These fall under more of the nuisance pest category rather than the dangerous pest one but they should still be prevented. Earwigs are small slim creatures, usually between 5-25mm long and have pincers on their abdomen. This is mostly for attacks with other earwigs, the pincers are not strong enough to inflict damage on humans and they have no poison so there will be no itching or danger with bites. However they do feed on organic material such as plants so if you’re an avid gardener best not let them get out of control. They breed in moist secluded areas so if you find one out in the open, you can be sure that there is a nest somewhere close by. They nest in the mulch in your flowerbed, in the logs, underneath the firewood stockpile in your yard, and underneath rocks.
So What Can You Do To Inhibit Infestation In Firewood?
Store it away from your home
Do not have your stockpile stacked up against the side of your house. This allows for easy access when left unattended. These pests can borrow in through the smallest cracks.
Do not store it indoors

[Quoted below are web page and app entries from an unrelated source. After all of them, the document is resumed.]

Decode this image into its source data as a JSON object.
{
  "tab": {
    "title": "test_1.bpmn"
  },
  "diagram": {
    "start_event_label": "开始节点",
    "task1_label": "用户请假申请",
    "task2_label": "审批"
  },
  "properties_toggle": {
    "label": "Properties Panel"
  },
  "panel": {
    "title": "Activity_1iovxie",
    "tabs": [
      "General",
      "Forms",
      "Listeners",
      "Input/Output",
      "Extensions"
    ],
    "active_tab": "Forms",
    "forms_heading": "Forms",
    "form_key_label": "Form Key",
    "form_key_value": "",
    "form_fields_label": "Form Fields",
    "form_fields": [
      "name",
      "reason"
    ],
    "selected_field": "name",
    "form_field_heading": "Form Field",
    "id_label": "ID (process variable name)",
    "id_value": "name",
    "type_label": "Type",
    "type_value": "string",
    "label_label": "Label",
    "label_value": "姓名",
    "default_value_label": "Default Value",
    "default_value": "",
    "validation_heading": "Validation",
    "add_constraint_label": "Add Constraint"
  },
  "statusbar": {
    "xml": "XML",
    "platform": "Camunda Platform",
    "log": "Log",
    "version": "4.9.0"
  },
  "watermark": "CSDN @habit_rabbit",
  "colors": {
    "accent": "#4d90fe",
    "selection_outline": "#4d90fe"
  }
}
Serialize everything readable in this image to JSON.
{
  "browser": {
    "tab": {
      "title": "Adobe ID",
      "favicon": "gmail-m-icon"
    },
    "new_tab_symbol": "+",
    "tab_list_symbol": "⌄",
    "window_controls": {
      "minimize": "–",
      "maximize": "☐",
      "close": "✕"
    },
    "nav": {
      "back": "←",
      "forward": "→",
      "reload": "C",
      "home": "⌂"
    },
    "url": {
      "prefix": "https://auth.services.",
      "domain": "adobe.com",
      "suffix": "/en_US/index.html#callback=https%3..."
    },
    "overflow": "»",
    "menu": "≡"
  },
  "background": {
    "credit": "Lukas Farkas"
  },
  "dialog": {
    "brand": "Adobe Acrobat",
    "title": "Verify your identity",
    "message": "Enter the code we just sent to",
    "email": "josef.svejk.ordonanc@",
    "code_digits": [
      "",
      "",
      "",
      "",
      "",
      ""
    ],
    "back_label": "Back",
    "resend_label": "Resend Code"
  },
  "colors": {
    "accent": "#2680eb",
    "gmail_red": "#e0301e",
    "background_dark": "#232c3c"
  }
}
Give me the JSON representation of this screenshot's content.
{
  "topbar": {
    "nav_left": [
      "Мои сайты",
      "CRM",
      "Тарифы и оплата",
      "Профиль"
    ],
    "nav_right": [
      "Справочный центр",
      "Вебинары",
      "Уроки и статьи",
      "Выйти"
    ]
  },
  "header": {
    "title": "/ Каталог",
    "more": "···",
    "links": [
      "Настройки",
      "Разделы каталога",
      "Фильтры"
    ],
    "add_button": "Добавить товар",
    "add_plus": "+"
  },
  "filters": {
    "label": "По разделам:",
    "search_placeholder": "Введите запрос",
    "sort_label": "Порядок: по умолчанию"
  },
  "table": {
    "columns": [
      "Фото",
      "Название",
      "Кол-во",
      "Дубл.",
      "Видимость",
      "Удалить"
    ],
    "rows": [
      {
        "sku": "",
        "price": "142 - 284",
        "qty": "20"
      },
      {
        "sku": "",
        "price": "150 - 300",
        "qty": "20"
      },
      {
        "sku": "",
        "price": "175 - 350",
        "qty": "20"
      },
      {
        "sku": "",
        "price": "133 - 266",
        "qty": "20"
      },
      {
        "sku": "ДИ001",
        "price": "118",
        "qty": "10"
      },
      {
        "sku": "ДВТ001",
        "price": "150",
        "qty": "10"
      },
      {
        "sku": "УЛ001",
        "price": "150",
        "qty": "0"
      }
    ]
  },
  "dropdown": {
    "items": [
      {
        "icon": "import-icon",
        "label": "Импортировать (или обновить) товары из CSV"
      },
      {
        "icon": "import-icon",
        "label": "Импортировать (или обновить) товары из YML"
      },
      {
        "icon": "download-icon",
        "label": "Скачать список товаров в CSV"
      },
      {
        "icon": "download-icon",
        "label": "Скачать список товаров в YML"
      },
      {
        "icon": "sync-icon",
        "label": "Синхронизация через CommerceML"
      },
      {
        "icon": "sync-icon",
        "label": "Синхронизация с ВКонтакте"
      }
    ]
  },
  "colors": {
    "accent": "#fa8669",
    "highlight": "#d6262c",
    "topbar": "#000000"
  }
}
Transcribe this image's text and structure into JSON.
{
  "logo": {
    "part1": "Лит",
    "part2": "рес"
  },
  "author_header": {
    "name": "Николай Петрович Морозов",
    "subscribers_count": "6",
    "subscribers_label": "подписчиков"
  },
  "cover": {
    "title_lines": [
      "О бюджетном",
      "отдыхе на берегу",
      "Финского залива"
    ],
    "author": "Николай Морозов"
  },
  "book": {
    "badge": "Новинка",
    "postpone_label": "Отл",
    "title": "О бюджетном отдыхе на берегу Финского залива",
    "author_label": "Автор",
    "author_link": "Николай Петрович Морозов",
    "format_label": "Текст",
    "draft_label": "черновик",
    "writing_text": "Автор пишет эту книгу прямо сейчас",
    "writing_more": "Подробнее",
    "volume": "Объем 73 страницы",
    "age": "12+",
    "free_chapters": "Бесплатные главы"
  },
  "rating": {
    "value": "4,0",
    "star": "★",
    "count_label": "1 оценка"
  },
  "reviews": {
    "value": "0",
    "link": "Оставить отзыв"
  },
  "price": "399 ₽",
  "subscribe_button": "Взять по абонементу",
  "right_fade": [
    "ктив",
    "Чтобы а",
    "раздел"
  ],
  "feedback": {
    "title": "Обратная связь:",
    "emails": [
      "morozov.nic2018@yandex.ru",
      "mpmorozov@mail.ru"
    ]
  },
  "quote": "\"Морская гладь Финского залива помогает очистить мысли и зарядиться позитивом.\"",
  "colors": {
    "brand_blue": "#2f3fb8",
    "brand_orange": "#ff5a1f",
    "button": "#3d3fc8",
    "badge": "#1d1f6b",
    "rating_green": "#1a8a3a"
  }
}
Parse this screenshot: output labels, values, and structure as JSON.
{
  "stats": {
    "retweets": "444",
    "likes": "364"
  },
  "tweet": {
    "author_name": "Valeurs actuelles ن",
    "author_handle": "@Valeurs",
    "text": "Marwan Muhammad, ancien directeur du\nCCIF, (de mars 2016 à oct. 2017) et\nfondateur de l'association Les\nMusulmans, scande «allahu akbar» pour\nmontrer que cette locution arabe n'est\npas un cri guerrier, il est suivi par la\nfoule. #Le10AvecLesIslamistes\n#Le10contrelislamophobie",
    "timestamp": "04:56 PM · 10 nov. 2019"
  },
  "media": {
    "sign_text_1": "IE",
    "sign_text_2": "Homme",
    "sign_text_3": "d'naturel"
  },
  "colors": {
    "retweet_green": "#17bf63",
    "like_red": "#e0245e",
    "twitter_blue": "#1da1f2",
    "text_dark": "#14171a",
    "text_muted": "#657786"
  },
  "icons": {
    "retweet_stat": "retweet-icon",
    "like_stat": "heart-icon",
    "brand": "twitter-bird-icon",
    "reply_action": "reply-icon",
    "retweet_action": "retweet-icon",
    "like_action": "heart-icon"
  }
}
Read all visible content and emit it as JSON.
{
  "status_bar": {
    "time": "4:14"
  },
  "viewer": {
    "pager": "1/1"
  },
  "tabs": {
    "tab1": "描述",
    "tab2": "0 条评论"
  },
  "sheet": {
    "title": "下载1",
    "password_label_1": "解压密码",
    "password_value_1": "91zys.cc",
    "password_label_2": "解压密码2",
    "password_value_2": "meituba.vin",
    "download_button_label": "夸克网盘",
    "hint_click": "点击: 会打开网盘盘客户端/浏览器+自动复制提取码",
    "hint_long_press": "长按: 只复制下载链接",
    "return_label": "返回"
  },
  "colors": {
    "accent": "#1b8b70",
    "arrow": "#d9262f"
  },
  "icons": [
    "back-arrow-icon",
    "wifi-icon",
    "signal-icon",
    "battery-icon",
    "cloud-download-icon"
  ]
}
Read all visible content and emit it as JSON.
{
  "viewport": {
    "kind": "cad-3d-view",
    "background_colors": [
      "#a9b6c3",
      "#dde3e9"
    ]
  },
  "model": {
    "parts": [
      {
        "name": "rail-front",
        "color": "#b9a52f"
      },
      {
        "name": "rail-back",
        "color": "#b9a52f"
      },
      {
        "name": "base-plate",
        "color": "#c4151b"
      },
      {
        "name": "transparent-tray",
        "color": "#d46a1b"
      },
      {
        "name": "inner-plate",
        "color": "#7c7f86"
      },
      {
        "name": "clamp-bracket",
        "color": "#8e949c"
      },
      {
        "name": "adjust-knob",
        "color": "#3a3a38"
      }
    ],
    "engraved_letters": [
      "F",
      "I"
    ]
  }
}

The pests in there can disperse quickly even if you set light to it immediately upon entry, so what do you think will happen if they have time to consider what part of the house they should start off with. Don’t give them time to plan the attack.
FIFO – First In, First Out
Using the oldest wood first will stop infestations from getting a solid grip on it. Restack the pile periodically to make it easier for you.
Before bringing the firewood inside, inspect it for the common signs mentioned above. Knock pieces together and see what falls out or apart. Is there a weakness in it? A hollow sound? This could be a sign of internal damage.
Burn it immediately
Like we have mentioned before you want to give the pests as little time as possible to escape and make a new home. The quicker you act, the less time they have to react.
Do not store it on the ground
Use concrete blocks to keep the contact away from the ground, as insects will find it harder to reach the dry firewood.
Pest Control Company in Sacramento, CA
Since 1993, family owned and operated Pegasus Pest Control has been giving home and business owners peace of mind. If you are encountering any of the above pests it is advised that you seek the help of a professional. You can call us today on (888) 885-5017 or you can find our online contact form.